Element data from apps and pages
>>>

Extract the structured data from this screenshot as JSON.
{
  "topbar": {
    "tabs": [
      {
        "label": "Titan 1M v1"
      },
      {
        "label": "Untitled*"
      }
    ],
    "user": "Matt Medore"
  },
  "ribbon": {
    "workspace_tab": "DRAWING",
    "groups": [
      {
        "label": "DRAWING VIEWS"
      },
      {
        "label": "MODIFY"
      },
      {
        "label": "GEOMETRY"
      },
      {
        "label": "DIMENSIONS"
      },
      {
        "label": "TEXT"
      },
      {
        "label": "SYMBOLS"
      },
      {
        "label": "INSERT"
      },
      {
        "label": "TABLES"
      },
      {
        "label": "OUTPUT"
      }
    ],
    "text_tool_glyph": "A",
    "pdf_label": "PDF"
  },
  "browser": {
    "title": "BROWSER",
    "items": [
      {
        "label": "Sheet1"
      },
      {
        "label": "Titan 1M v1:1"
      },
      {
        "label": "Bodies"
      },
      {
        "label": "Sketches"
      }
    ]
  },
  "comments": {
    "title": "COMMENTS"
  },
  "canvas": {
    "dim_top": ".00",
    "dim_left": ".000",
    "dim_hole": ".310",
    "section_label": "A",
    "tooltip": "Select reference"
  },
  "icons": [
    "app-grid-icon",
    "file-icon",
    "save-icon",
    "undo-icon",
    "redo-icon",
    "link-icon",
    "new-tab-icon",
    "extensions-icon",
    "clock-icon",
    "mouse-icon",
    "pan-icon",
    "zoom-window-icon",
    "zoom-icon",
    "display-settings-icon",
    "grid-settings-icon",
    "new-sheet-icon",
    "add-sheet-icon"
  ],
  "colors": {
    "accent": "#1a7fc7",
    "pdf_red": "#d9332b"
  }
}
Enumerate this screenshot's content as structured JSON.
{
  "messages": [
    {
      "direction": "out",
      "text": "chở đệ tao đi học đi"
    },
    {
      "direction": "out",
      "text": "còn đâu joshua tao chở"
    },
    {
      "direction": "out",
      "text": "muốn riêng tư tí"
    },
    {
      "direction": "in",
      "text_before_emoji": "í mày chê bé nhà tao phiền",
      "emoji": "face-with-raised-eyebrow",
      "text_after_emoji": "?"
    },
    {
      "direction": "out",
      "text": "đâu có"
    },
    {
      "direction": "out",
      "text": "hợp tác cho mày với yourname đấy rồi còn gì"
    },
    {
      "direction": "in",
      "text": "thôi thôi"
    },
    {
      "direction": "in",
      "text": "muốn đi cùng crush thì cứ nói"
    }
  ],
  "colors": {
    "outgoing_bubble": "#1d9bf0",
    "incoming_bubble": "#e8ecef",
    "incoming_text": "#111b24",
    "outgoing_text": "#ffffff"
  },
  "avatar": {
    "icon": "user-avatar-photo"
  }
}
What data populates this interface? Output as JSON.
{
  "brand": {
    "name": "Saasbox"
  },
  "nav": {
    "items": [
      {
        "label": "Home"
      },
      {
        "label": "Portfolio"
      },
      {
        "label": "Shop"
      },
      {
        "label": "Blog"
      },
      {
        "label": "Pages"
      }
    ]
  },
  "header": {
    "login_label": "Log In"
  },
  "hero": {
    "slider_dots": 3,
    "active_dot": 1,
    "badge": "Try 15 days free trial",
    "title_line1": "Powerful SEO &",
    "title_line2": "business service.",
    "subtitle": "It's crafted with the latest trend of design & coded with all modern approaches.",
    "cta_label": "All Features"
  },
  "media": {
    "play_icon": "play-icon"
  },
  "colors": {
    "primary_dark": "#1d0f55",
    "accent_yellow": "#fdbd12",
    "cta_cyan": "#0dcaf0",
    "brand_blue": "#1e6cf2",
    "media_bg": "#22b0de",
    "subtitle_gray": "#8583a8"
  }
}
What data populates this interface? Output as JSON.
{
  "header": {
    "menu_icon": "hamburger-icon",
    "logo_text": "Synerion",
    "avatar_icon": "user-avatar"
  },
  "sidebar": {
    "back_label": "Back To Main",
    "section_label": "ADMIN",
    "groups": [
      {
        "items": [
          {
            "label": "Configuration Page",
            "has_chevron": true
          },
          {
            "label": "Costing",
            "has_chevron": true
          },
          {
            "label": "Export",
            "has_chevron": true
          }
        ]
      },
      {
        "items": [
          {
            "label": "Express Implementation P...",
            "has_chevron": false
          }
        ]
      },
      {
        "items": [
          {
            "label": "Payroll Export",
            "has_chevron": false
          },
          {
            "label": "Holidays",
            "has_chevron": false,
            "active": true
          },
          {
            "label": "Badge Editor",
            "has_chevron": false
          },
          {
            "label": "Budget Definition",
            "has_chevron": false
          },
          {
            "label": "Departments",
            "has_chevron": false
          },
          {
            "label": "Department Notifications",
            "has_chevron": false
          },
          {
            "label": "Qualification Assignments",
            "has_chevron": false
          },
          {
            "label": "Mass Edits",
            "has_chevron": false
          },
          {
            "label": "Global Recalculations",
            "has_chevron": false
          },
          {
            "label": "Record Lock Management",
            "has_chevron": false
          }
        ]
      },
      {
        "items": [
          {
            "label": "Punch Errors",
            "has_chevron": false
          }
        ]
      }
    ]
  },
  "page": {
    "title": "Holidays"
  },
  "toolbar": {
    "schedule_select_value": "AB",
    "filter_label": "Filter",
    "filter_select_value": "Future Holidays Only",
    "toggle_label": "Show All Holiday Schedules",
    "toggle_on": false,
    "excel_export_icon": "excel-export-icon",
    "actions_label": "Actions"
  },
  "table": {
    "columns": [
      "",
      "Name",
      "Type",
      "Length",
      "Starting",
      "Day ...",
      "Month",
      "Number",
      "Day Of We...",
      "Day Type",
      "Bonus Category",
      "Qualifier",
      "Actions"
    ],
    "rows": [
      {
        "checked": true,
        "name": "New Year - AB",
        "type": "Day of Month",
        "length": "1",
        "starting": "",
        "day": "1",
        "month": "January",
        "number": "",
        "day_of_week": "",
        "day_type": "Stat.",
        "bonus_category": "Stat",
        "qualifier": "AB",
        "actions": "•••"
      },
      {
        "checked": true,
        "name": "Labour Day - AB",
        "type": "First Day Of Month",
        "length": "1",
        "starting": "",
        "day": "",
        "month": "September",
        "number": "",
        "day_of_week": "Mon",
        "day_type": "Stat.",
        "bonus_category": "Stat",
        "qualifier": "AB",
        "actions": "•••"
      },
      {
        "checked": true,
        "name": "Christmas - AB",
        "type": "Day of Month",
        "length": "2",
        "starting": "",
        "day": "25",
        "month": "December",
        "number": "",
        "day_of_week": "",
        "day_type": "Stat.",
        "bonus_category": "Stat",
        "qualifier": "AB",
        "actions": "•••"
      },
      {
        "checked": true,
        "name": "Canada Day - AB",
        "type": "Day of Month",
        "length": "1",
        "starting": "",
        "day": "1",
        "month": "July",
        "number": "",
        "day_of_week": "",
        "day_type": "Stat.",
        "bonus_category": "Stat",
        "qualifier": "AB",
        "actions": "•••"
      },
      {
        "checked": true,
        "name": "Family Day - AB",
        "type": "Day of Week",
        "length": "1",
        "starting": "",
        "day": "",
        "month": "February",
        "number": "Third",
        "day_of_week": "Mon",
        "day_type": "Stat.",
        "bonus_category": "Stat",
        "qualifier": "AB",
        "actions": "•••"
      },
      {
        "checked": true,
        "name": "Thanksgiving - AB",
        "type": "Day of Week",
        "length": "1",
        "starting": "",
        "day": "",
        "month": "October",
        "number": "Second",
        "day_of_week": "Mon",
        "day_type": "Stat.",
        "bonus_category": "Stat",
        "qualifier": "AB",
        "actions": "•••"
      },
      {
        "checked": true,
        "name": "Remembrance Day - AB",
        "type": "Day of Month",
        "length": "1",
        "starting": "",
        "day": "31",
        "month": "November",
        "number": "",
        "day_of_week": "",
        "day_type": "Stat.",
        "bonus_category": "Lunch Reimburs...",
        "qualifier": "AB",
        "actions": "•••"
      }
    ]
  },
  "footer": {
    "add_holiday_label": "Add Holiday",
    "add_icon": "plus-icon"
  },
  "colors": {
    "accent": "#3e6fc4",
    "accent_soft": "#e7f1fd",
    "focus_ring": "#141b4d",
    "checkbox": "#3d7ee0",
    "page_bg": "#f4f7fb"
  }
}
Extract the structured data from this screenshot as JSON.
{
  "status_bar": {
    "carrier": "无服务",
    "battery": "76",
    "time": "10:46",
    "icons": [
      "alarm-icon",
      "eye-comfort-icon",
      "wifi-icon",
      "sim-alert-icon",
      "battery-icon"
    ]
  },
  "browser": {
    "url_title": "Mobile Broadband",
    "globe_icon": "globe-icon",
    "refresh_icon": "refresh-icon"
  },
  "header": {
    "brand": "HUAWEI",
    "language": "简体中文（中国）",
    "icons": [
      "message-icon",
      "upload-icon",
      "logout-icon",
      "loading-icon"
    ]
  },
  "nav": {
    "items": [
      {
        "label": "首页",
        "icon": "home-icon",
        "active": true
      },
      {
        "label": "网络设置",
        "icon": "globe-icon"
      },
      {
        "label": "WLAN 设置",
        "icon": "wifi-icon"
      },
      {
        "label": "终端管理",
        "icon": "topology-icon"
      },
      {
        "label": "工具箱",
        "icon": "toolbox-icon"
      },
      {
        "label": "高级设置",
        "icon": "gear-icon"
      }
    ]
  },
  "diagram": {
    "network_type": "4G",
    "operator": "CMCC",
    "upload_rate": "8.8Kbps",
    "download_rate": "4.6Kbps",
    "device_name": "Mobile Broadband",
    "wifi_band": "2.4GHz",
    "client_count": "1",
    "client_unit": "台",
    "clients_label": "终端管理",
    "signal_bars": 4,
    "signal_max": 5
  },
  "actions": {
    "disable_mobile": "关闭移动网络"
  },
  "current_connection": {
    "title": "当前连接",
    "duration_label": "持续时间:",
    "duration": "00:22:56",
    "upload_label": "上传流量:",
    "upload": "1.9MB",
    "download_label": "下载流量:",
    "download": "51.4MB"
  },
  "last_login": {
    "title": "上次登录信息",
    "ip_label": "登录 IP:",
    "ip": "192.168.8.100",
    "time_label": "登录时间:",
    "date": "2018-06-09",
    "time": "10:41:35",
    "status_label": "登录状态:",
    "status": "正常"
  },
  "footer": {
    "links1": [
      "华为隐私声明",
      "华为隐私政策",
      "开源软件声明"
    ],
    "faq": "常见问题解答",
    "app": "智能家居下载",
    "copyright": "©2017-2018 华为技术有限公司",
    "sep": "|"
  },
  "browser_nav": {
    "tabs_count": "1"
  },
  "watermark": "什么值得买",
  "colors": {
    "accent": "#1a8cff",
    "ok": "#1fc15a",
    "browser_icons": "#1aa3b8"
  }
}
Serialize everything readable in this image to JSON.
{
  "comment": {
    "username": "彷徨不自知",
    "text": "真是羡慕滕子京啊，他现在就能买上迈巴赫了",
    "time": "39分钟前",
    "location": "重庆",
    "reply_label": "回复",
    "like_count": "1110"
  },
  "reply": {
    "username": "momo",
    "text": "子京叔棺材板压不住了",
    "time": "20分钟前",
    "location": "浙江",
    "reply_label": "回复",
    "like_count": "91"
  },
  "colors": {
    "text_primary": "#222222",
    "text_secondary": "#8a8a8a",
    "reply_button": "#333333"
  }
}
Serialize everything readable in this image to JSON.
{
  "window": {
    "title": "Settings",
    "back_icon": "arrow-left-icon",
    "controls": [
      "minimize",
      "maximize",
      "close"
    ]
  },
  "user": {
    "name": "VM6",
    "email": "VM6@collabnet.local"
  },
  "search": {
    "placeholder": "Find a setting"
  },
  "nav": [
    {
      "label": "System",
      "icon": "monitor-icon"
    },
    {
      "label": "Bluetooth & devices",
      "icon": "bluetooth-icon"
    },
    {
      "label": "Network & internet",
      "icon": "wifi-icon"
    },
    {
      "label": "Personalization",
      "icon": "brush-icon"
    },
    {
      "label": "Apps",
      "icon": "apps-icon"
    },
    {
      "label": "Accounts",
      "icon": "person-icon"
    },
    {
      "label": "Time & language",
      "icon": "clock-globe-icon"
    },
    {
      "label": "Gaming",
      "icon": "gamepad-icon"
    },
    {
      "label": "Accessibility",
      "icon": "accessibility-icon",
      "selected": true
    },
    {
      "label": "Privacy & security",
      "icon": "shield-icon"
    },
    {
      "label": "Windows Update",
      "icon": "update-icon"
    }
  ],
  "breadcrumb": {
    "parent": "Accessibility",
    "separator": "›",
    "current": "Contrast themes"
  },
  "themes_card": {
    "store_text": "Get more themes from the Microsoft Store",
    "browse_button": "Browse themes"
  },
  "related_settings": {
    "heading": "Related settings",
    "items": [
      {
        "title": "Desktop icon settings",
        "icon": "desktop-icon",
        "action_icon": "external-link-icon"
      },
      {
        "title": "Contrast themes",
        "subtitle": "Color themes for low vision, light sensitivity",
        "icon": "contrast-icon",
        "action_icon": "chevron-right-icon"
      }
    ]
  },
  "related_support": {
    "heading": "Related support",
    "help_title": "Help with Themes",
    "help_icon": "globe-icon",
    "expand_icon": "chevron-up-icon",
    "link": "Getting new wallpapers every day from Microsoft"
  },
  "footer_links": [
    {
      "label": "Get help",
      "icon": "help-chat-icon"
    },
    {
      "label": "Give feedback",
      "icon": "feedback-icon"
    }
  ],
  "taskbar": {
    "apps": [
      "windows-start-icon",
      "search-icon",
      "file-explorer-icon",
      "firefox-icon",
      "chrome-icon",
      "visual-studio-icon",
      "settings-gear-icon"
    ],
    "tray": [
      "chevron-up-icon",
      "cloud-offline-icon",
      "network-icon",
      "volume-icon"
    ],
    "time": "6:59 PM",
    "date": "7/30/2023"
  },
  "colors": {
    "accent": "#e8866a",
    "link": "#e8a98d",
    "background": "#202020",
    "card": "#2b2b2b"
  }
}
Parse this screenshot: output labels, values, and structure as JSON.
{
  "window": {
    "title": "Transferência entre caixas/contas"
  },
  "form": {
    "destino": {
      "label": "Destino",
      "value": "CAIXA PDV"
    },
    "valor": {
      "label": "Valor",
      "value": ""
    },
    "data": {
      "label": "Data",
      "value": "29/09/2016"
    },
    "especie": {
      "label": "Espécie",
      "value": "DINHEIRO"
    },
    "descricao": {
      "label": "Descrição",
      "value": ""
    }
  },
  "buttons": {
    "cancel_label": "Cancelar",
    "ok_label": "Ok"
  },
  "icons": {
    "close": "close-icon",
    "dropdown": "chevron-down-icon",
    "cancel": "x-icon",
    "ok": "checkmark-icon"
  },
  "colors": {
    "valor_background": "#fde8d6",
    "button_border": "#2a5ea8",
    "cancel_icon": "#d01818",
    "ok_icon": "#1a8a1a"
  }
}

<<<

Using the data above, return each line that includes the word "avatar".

Solution to this problem:
  "avatar": {
    "icon": "user-avatar-photo"
    "avatar_icon": "user-avatar"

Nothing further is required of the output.